As for the question of burden, it seems like it's easy to forget that humans, like most mammals are social creatures. I suppose it's a question of our hegemonies about nature, what facts are repeated ad nauseaum to support the prevalent notions that the world is a harsh place and competition is the rule and cooperation the exception, when, in fact, evidence supports the reverse. But think how damaging it would be for the culture of the united states to teach that animals much more often cooperate for mutual survival, within families, communities, species, and even between species. As I said in my first statement, these are generalizations; not every group, human or non-human fits these patterns. And the point about the need to not romanticize the past is absolutely correct, which is why I tried to clarify that in my other posts. Those rigid social hierarchies are not so rigid as you may think. Afterall remember that evolution and survivability thrive on diversity, not on alpha male dominance. It would be a sad world (and a weak, evolutionarily unstable and unsustainable one as well) if it were only the biggest bully males reproducing with all the females, don't you think?

So, if is a sick child really a burden? A sick adult? A sick senior? A child cannot yet produce food for itself so presumably there is nothing wasted by having the community continue to feed that sick child. A sick adult would perhaps mean others would have to collect more food, but, the chances of a healthy adult recovering are also high, so there is value there. A healthy senior may not be able to contribute in terms of physical labor, but may be valued for their experience, and again, it may benefit the community to continue to provide for that individual. And I don't like my phrasing because it makes it sounds like a cost-benefit analysis, which is not what I'm getting at. I'm just saying that in a community people are likely to be aware of the intrinsic value of their members (the way people in our country feel toward their families) and will support them. That is the strength of communities, and why people are drawn to them, because they "trade" in support for one another. A member gives support and also receives it.

To understand these issues research certainly helps, but very basic logic also helps. We can make claims like "tribal cultures were and are sustainable" because they must have been for all of us to be here. We can look to existing tribal cultures, to the social and biological sciences, but also to our own intuition. Afterall, I cannot say with absolute certainty that the sun will rise tomorrow but that does not shake my confidence that it will happen.

IS 16.Jul.2003 11:21


You people are thinking about the world the way it WAS, or SHOULD BE, or COULD BE, or MIGHT HAVE BEEN.
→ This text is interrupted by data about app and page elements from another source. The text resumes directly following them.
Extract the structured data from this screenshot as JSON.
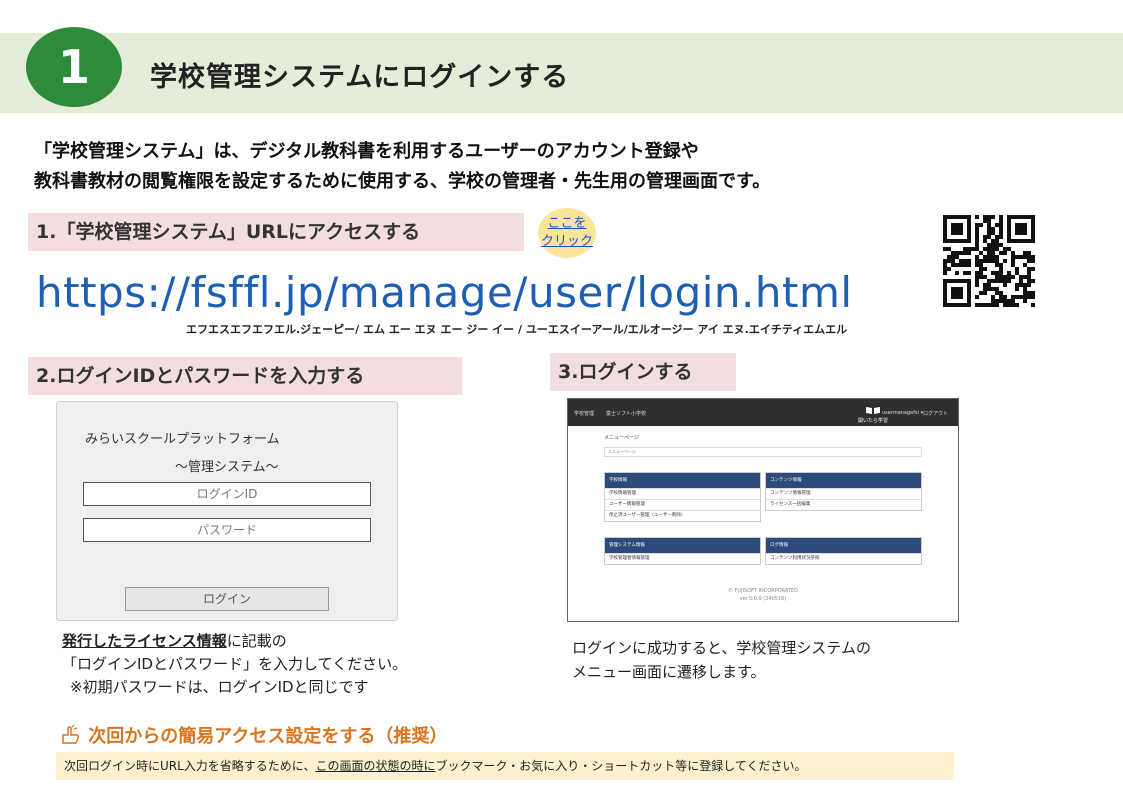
{
  "header": {
    "section_number": "1",
    "title": "学校管理システムにログインする"
  },
  "intro": {
    "line1": "「学校管理システム」は、デジタル教科書を利用するユーザーのアカウント登録や",
    "line2": "教科書教材の閲覧権限を設定するために使用する、学校の管理者・先生用の管理画面です。"
  },
  "step1": {
    "label": "1.「学校管理システム」URLにアクセスする",
    "click_line1": "ここを",
    "click_line2": "クリック",
    "url": "https://fsffl.jp/manage/user/login.html",
    "url_reading": "エフエスエフエフエル.ジェーピー/ エム エー エヌ エー ジー イー / ユーエスイーアール/エルオージー アイ エヌ.エイチティエムエル"
  },
  "step2": {
    "label": "2.ログインIDとパスワードを入力する",
    "form": {
      "platform_name": "みらいスクールプラットフォーム",
      "system_name": "～管理システム～",
      "id_placeholder": "ログインID",
      "password_placeholder": "パスワード",
      "login_button": "ログイン"
    },
    "note_link": "発行したライセンス情報",
    "note_line1_rest": "に記載の",
    "note_line2": "「ログインIDとパスワード」を入力してください。",
    "note_line3": "※初期パスワードは、ログインIDと同じです"
  },
  "step3": {
    "label": "3.ログインする",
    "screenshot": {
      "bar_left": "学校管理",
      "bar_school": "富士ソフト小学校",
      "bar_book": "開いたら学習",
      "bar_user": "usermanagefsi ▾",
      "bar_logout": "ログアウト",
      "page_title": "メニューページ",
      "breadcrumb": "メニューページ",
      "cards": [
        {
          "title": "学校情報",
          "rows": [
            "学校情報管理",
            "ユーザー情報管理",
            "停止済ユーザー管理（ユーザー削除）"
          ]
        },
        {
          "title": "コンテンツ情報",
          "rows": [
            "コンテンツ情報管理",
            "ライセンス一括編集"
          ]
        },
        {
          "title": "管理システム情報",
          "rows": [
            "学校管理者情報管理"
          ]
        },
        {
          "title": "ログ情報",
          "rows": [
            "コンテンツ利用状況参照"
          ]
        }
      ],
      "footer_copyright": "© FUJISOFT INCORPORATED",
      "footer_version": "ver.5.0.0 (240516)"
    },
    "note_line1": "ログインに成功すると、学校管理システムの",
    "note_line2": "メニュー画面に遷移します。"
  },
  "tip": {
    "title": "次回からの簡易アクセス設定をする（推奨）",
    "text_before": "次回ログイン時にURL入力を省略するために、",
    "text_underlined": "この画面の状態の時に",
    "text_after": "ブックマーク・お気に入り・ショートカット等に登録してください。"
  },
  "colors": {
    "header_band": "#e3edd7",
    "section_circle": "#2e8b3a",
    "step_label_bg": "#f2dede",
    "url_blue": "#1f5fb3",
    "click_badge": "#fbe59b",
    "tip_orange": "#d9751e",
    "tip_box_bg": "#fcf0cf",
    "menu_card_head": "#2c4a7a"
  },
  "icons": {
    "tip_icon": "pointing-hand-icon",
    "qr": "qr-code-icon",
    "book": "book-icon"
  }
}
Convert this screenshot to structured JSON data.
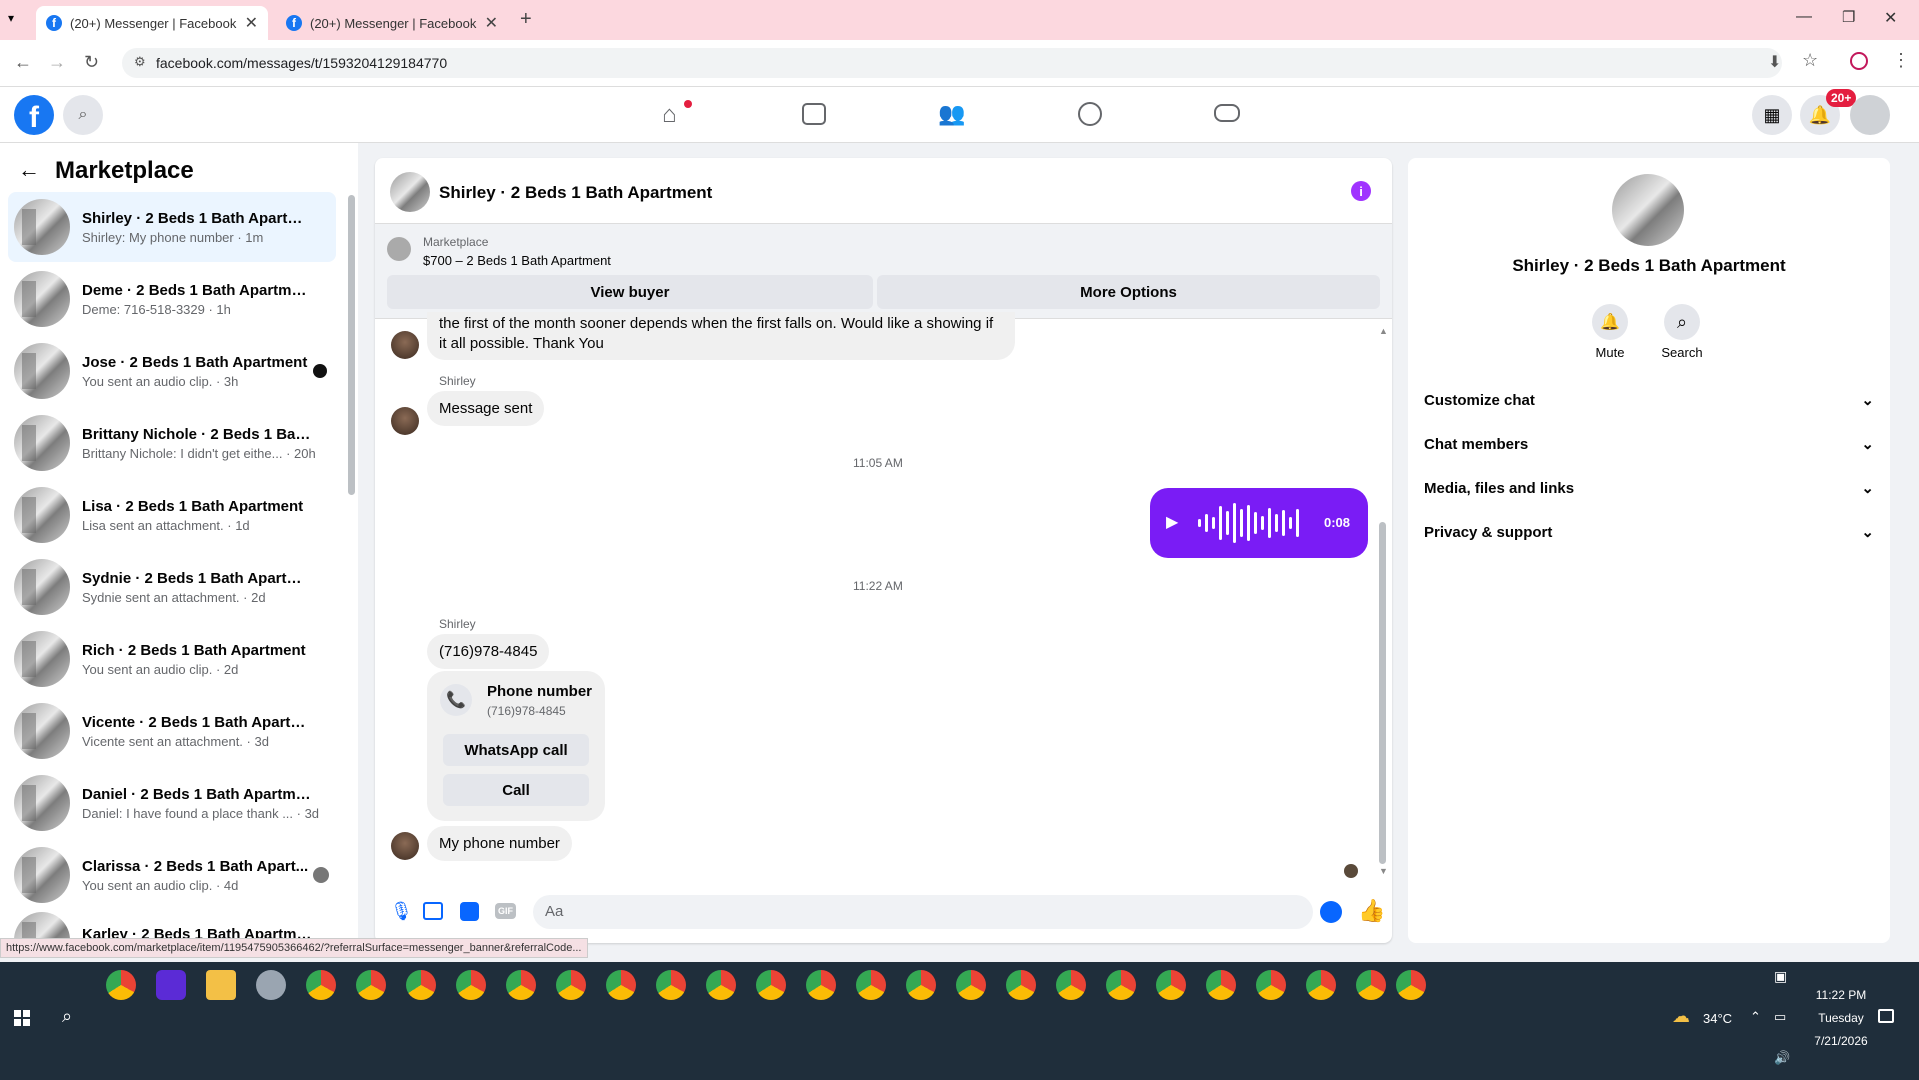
{
  "browser": {
    "tabs": [
      {
        "title": "(20+) Messenger | Facebook"
      },
      {
        "title": "(20+) Messenger | Facebook"
      }
    ],
    "url": "facebook.com/messages/t/1593204129184770",
    "status_url": "https://www.facebook.com/marketplace/item/1195475905366462/?referralSurface=messenger_banner&referralCode..."
  },
  "header": {
    "notif_badge": "20+"
  },
  "sidebar": {
    "title": "Marketplace",
    "items": [
      {
        "title": "Shirley · 2 Beds 1 Bath Apartment",
        "sub": "Shirley: My phone number · 1m"
      },
      {
        "title": "Deme · 2 Beds 1 Bath Apartment",
        "sub": "Deme: 716-518-3329 · 1h"
      },
      {
        "title": "Jose · 2 Beds 1 Bath Apartment",
        "sub": "You sent an audio clip. · 3h"
      },
      {
        "title": "Brittany Nichole · 2 Beds 1 Bath ...",
        "sub": "Brittany Nichole: I didn't get eithe... · 20h"
      },
      {
        "title": "Lisa · 2 Beds 1 Bath Apartment",
        "sub": "Lisa sent an attachment. · 1d"
      },
      {
        "title": "Sydnie · 2 Beds 1 Bath Apartment",
        "sub": "Sydnie sent an attachment. · 2d"
      },
      {
        "title": "Rich · 2 Beds 1 Bath Apartment",
        "sub": "You sent an audio clip. · 2d"
      },
      {
        "title": "Vicente · 2 Beds 1 Bath Apartment",
        "sub": "Vicente sent an attachment. · 3d"
      },
      {
        "title": "Daniel · 2 Beds 1 Bath Apartment",
        "sub": "Daniel: I have found a place thank ... · 3d"
      },
      {
        "title": "Clarissa · 2 Beds 1 Bath Apart...",
        "sub": "You sent an audio clip. · 4d"
      },
      {
        "title": "Karley · 2 Beds 1 Bath Apartment",
        "sub": ""
      }
    ]
  },
  "chat": {
    "title": "Shirley · 2 Beds 1 Bath Apartment",
    "banner_label": "Marketplace",
    "banner_item": "$700 – 2 Beds 1 Bath Apartment",
    "view_buyer": "View buyer",
    "more_options": "More Options",
    "msg_partial": "the first of the month sooner depends when the first falls on. Would like a showing if it all possible. Thank You",
    "sender1": "Shirley",
    "msg_sent": "Message sent",
    "time1": "11:05 AM",
    "audio_duration": "0:08",
    "time2": "11:22 AM",
    "sender2": "Shirley",
    "phone_msg": "(716)978-4845",
    "card_title": "Phone number",
    "card_sub": "(716)978-4845",
    "whatsapp": "WhatsApp call",
    "call": "Call",
    "last_msg": "My phone number",
    "input_placeholder": "Aa"
  },
  "panel": {
    "name": "Shirley · 2 Beds 1 Bath Apartment",
    "mute": "Mute",
    "search": "Search",
    "sections": [
      "Customize chat",
      "Chat members",
      "Media, files and links",
      "Privacy & support"
    ]
  },
  "taskbar": {
    "temp": "34°C",
    "time": "11:22 PM",
    "day": "Tuesday",
    "date": "7/21/2026"
  },
  "colors": {
    "accent": "#a033ff",
    "fb_blue": "#1877f2"
  }
}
How about a little reality?

Let's think about the way the world IS.

the reality 16.Jul.2003 11:46


It is only by understanding human history that we can begin to shape a human future worth living in.